In response to many readers' questions about DRIPs, this week we examine the ins and outs of investing in a CEF's DRIP.
Since my colleague, Morningstar analyst Mike Taggart, mentioned Dividend Reinvestment Plans, or DRIPs, prominently in an article back in December, many readers have written in for advice on how DRIPs work and how investors can participate in them. A DRIP allows current investors to reinvest their fund's distributions at an advantageous price instead of receiving cash. These programs are offered by most closed-end funds, or CEFs. (Only 15 CEFs do not currently offer DRIPs.) We believe that reinvesting distributions and taking advantage of the price deals can, over time, significantly benefit long-term investors' returns. In fact, we had assumed that many CEF investors partook of this benefit of ownership.
Because of the number of inquiries we received after the article, we made a few calls. Imagine our surprise when we learned from speaking with numerous fund executives that most investors do not take advantage of these programs. In fact, one large fund company told us that the number of DRIP participants in most of their funds is in the low single digits.
Before we discuss the low participation rate, we will take a closer look at the mechanics of a CEF's DRIP. Because DRIPs can vary vastly from fund to fund, we need to make some generalities based on common practices. Every fund is different. This discussion is meant to provide a high level overview of how a DRIP works, not to give specific advice or information about a single fund's plan.
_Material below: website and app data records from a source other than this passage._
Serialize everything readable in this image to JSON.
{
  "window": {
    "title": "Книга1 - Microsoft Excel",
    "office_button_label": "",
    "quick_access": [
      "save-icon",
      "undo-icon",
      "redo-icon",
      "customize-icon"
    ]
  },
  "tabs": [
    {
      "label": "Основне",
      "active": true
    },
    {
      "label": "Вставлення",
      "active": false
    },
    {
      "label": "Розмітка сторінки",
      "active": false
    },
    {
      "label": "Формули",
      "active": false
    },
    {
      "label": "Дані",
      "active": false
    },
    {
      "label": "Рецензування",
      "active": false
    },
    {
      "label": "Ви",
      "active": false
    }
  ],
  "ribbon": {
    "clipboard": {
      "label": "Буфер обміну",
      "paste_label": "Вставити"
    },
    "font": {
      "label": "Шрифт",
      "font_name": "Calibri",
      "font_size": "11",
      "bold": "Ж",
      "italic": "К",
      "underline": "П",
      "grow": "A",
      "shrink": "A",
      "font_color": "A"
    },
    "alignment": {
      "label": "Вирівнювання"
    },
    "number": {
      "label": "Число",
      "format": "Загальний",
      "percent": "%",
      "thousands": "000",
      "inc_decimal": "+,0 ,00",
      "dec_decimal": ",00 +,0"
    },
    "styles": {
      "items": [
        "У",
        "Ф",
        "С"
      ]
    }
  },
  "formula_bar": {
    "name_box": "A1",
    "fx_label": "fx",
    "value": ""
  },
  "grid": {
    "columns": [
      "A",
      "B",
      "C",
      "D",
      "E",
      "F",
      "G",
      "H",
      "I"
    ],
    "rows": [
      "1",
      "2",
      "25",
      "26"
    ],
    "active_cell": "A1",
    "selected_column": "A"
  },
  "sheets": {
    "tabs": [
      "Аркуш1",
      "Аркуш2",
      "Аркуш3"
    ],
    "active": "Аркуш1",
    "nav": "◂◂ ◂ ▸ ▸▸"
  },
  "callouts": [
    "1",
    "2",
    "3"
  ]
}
If you are curious about what your fund's DRIP program is like, the place to start is with the annual report, where you'll find information about the plan. If you can't find information there, you may find a DRIP prospectus or similar document on the fund's website. Most DRIPs are run by a plan agent or plan distributor that handles the administrative details and paperwork for a fund's DRIP. Any questions or concerns about the plans are generally addressed directly to the plan agent. While plan features differ greatly across fund families, there are also differences across funds in a single fund family. BlackRock, for example, uses two different plan administrators for its DRIPs, and each plan administrator has a different fee schedule for buying and selling shares. In addition, some funds allow investors to participate in the DRIP for some--but not all--of the shares owned, while others require full participation. If you choose to contact the fund or the plan agent about the DRIP, they will send copies of these documents to you.
Most DRIPs require participants to be shareholders of record. Whether you realize it or not, when you purchase shares of most exchange-traded securities, including CEFs, the shares are not held in your name. The shares are typically registered in your broker's name, known in the industry as "street" name. If you decide to invest in your CEF's DRIP, the first order of business is to contact your broker or advisor to inquire how you can reregister your CEF shares in your name or how you can become the shareholder of record. Be aware that, depending on your broker, you might meet some mild resistance. However, this is typically a fairly straightforward process that does not require a lot of paperwork.
Once you are the shareholder of record, it is important to note that most DRIPs are "opt in," which means to enroll in the plan you must call the plan agent and fill out paperwork. Again, this isn't an onerous amount of paperwork. They simply need to verify that you do, in fact, own the shares and where to place the DRIP-purchased shares. A few funds offer automatic enrollment, meaning investors need to take action if they do not want to participate.
Once enrolled, investors authorize the plan agent to purchase shares on their behalf. Shares are held by the plan agent and are registered on behalf of each participant. Because of this, DRIP participants typically end up holding shares in two places: with the original broker or advisor and with the plan agent. Investors can withdraw from programs at any time. Generally, if participation is cancelled before a distribution has been declared, that distribution will be paid in cash. Most funds also allow investors to drop out and re-enter DRIPs as often as they'd like with no penalties.
Purchasing and Selling Shares
The price at which shares are purchased as well as the fees associated with purchasing those shares is perhaps the most important feature for investors to understand fully before participating in a DRIP. This is a big benefit that should not be overlooked and is the reason we are so keen on DRIP participation. If a fund's shares are trading at a discount at the time of the distribution, most funds will purchase shares for DRIP participants in the open market. In other words, you get the share price. If shares are trading at a premium at the time of the distribution, most funds will issue new shares to investors, keeping the distribution as an asset on their balance sheets and selling the new shares to investors. Such shares are issued at the greater of the current net asset value or a percentage of its share price (typically 95% or 98%). We consider these to be best practices when it comes to DRIP reinvestment policies, as shareholders are receiving the most advantageous price.